8. Taking this view of the case I consider that for me to refuse to dissent from the finding of the lower Court as to notice merely on the ground that the lower Court heard the evidence would in effect amount to hold that there can be no first appeal on a matter of fact. For the above reasons I would allow this appeal and dismiss the suit with costs throughout.
9. I concur in the conclusion.
10. As regards the question of burden of proof, it seems to me that under Section 27, Sub-clause (b), Specific Belief Act, a contract can be enforced not only against a party thereto but also against any other person claiming under him by a title arising subsequently to the contract. There is however, an exception in favour of a transferee for value who has paid his money in good faith and without notice of the plaintiffs' contract. From the language of this section it is clear that any person who wishes to bring himself within the exception must in the first instance show that he is entitled to that exception. I expressed the same view in my dissenting judgment in first Appeal No. 183 of 1919, decided on 25th May 1923, where I quoted cases of all the High Courts in support of that view. Out of these I may only refer to the case of Naubat Rai v. Dhaunkal Singh  38 All. 184. Since then these rulings have been followed in several other cases. In this view of the matter it is correct to say that the burden of proving want of notice, in the first instance, lies on the defendant transferee. But this he can do by merely denying the fact on oath, and, therefore, the question of burden of proof loses much of its importance.

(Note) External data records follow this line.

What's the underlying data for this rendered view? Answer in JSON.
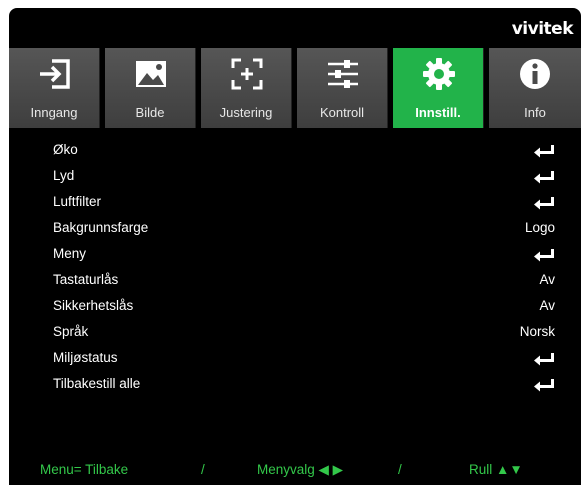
{
  "brand": "vivitek",
  "tabs": [
    {
      "label": "Inngang",
      "icon": "input-icon",
      "active": false
    },
    {
      "label": "Bilde",
      "icon": "image-icon",
      "active": false
    },
    {
      "label": "Justering",
      "icon": "adjust-icon",
      "active": false
    },
    {
      "label": "Kontroll",
      "icon": "sliders-icon",
      "active": false
    },
    {
      "label": "Innstill.",
      "icon": "gear-icon",
      "active": true
    },
    {
      "label": "Info",
      "icon": "info-icon",
      "active": false
    }
  ],
  "menu": [
    {
      "label": "Øko",
      "value": "",
      "enter": true
    },
    {
      "label": "Lyd",
      "value": "",
      "enter": true
    },
    {
      "label": "Luftfilter",
      "value": "",
      "enter": true
    },
    {
      "label": "Bakgrunnsfarge",
      "value": "Logo",
      "enter": false
    },
    {
      "label": "Meny",
      "value": "",
      "enter": true
    },
    {
      "label": "Tastaturlås",
      "value": "Av",
      "enter": false
    },
    {
      "label": "Sikkerhetslås",
      "value": "Av",
      "enter": false
    },
    {
      "label": "Språk",
      "value": "Norsk",
      "enter": false
    },
    {
      "label": "Miljøstatus",
      "value": "",
      "enter": true
    },
    {
      "label": "Tilbakestill alle",
      "value": "",
      "enter": true
    }
  ],
  "footer": {
    "back": "Menu= Tilbake",
    "sep1": "/",
    "select": "Menyvalg ◀ ▶",
    "sep2": "/",
    "scroll": "Rull ▲▼"
  },
  "colors": {
    "active_tab": "#22b34a",
    "footer_text": "#33c84a",
    "background": "#000000"
  }
}
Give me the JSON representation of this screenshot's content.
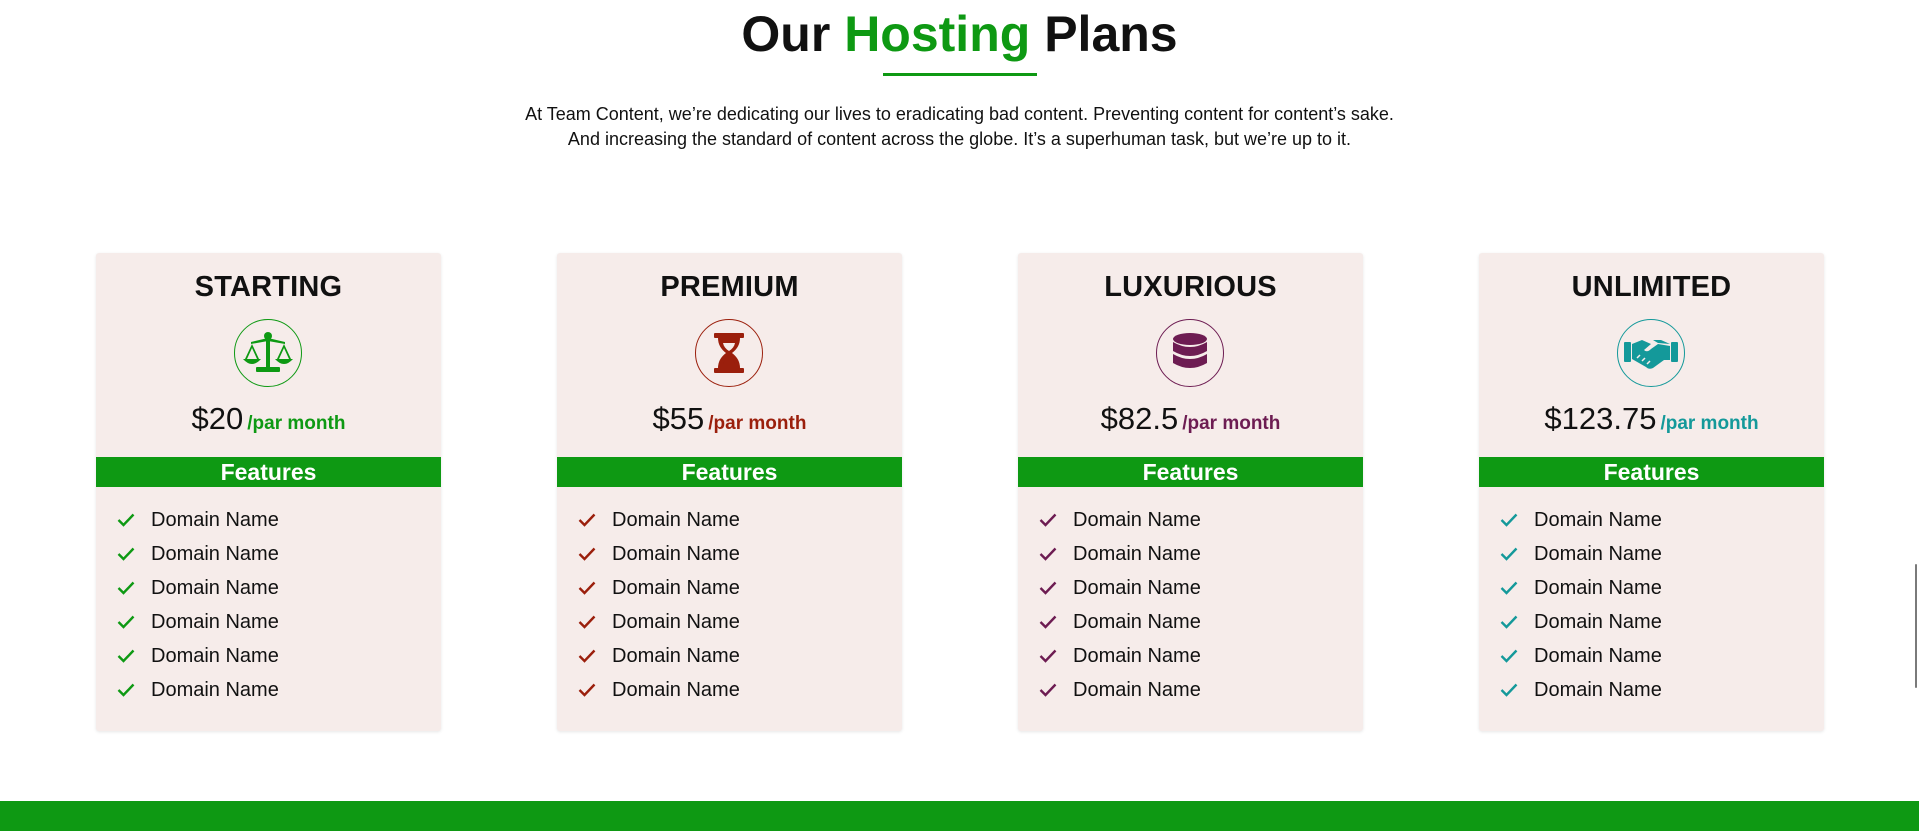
{
  "heading": {
    "part1": "Our",
    "part2": "Hosting",
    "part3": "Plans"
  },
  "intro": {
    "line1": "At Team Content, we’re dedicating our lives to eradicating bad content. Preventing content for content’s sake.",
    "line2": "And increasing the standard of content across the globe. It’s a superhuman task, but we’re up to it."
  },
  "colors": {
    "brand_green": "#0e9913",
    "card_bg": "#f6ecea"
  },
  "plans": [
    {
      "name": "STARTING",
      "icon": "balance-scale-icon",
      "color": "#0e9913",
      "price": "$20",
      "period": "/par month",
      "features_label": "Features",
      "features": [
        "Domain Name",
        "Domain Name",
        "Domain Name",
        "Domain Name",
        "Domain Name",
        "Domain Name"
      ]
    },
    {
      "name": "PREMIUM",
      "icon": "hourglass-icon",
      "color": "#9b1f0c",
      "price": "$55",
      "period": "/par month",
      "features_label": "Features",
      "features": [
        "Domain Name",
        "Domain Name",
        "Domain Name",
        "Domain Name",
        "Domain Name",
        "Domain Name"
      ]
    },
    {
      "name": "LUXURIOUS",
      "icon": "database-icon",
      "color": "#6d1c52",
      "price": "$82.5",
      "period": "/par month",
      "features_label": "Features",
      "features": [
        "Domain Name",
        "Domain Name",
        "Domain Name",
        "Domain Name",
        "Domain Name",
        "Domain Name"
      ]
    },
    {
      "name": "UNLIMITED",
      "icon": "handshake-icon",
      "color": "#14999a",
      "price": "$123.75",
      "period": "/par month",
      "features_label": "Features",
      "features": [
        "Domain Name",
        "Domain Name",
        "Domain Name",
        "Domain Name",
        "Domain Name",
        "Domain Name"
      ]
    }
  ]
}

11. In this particular case no specific ground has been taken in the memorandum of appeal that the burden was laid on the wrong party. The question of proof is merely one of procedure and it is significant that the plaintiff in the lower Court did not insist on the defendant leading the evidence in the first instance, but he himself led evidence to prove the giving of notice. Both parties have, therefore, led evidence before the Court and the question of mere burden of proof has lost almost all its importance. We have to weigh the evidence as it stands and come to conclusion whether the fact of notice has or has not been established.